Programme: PGDip in Science - Clinical Exercise Physiology, BSc in Biomedical Sciences
“I’ve always enjoyed the Sciences, and more specifically human biology and how the body works and adapts to change. For this reason, I enrolled in a Bachelor of Science, majoring in Biomedical Sciences.
“The degree also sparked interest in several other areas such as endocrinology, microbiology, physiology and the exercise sciences. Exercise science being what I’ve decided to pursue a postgraduate qualification in – although it is slightly different from my undergraduate degree, there are still elements which are very relevant.
“I’m currently studying a Postgraduate Diploma in Science - Clinical Exercise Physiology (CEP) which I hope to complete by the end of this year (2022).
“Exercise is an important part of my life, whether its training for an event or to remain active and healthy.

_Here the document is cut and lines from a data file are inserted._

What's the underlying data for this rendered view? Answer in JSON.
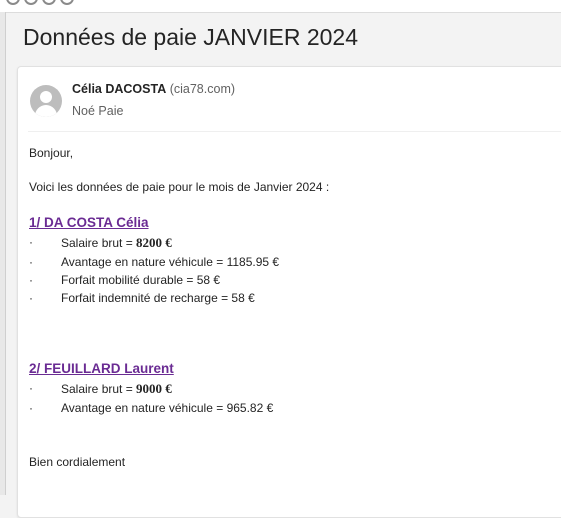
{
  "subject": "Données de paie JANVIER 2024",
  "sender": {
    "name": "Célia DACOSTA",
    "domain": "(cia78.com)",
    "recipient": "Noé Paie"
  },
  "body": {
    "greeting": "Bonjour,",
    "intro": "Voici les données de paie pour le mois de Janvier 2024 :",
    "bullet_char": "·",
    "sections": [
      {
        "title": "1/ DA COSTA Célia",
        "items": [
          {
            "prefix": "Salaire brut = ",
            "value": "8200 €",
            "bold": true
          },
          {
            "prefix": "Avantage en nature véhicule = 1185.95 €",
            "value": "",
            "bold": false
          },
          {
            "prefix": "Forfait mobilité durable = 58 €",
            "value": "",
            "bold": false
          },
          {
            "prefix": "Forfait indemnité de recharge = 58 €",
            "value": "",
            "bold": false
          }
        ]
      },
      {
        "title": "2/ FEUILLARD Laurent",
        "items": [
          {
            "prefix": "Salaire brut = ",
            "value": "9000 €",
            "bold": true
          },
          {
            "prefix": "Avantage en nature véhicule = 965.82 €",
            "value": "",
            "bold": false
          }
        ]
      }
    ],
    "closing": "Bien cordialement"
  }
}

CEP offers an opportunity to use Exercise as a tool to help others improve their quality of life. I like the idea that I can use something important to me to benefit our diverse community.
“The “why” and “how” also attracted me to the subject - why are we seeing these results and how can we work towards the best solutions.
”I am currently working towards becoming a qualified CEP. The role works as a part of a multidisciplinary team that provide specialised testing, exercise programmes, and client education in conjunction with other medical and allied health professionals. This is achieved through the delivery of exercise, lifestyle and behavioural modification programmes for the prevention, management and rehabilitation of chronic conditions, diseases, and injuries.
“Cases we work with range from healthy individuals to those with cardiovascular disease, diabetes, respiratory diseases, chronic pain, or injury. Using data collected from testing, we can prescribe an exercise plan specific to the needs of each individual to help them reach their goals.
“The programme has a nice balance of practical and theory components. We practice with our peers and complete supervised practicum hours in the health and rehabilitation clinic. The class sizes are generally of a smaller size, so we get more time with tutors and lecturers to ask questions – something which can be difficult in undergraduate classes that are larger.
“I enjoy how much the programme focusses on the importance of interprofessional relationships and assessing a client/situation holistically. It emphasises we are part of a wider team, all contributing to provide the best solutions for our clients. I like that I can play a part in finding a solution for a client in need.
I chose the University of Auckland because it offered opportunities that extended beyond the scope of the degree I was enrolling in, allowing me to explore other options. The more I progressed through my undergraduate degree, the more open I was to specialise in specific areas of the Medical Sciences and Biology – both human and environmental.
“I hope to move on to a Master of Science in Clinical Exercise Physiology, with an end goal of becoming a registered CEP. I would like to work with both the aging population and high-performance athletes from various sporting codes. I also look forward to the opportunities this qualification will bring not only here in New Zealand but also abroad.
“During my undergraduate degree I was part of the Tuakana Science programme. They offer both general advice, pastoral care and degree planning when needed. Having this support enabled me to get my footing when starting out at university and also allowed me to connect with others within my faculty. The programme helped me establish relationships with people I am still in contact with to this day.
“I also visited the career development and employability services centre (CDES) for advice throughout my undergraduate studies, who were helpful in identifying opportunities and different career pathways I could pursue with my chosen degree. Initially I thought my job opportunities were very restricted and limited to lab work & research. However, CDES exposed me to other avenues that include working with the DHB in Health Management, or with various different Ministry organisations.
“Te Fale Pouāwhina was another great resource I was introduced to during my undergraduate years and still use today. Their academic writing seminars help to structure and tidy up rough edges when writing my assignments.
“It was assuring to know that these support services were available, and that they were always willing to help and bring clarity.
“There have been plenty of highs and lows during my time at the university, but these challenges and achievements have helped make me the person I am today. I am grateful for this experience, the opportunities God has given me, and the sacrifices my family and friends have made for me to be here.”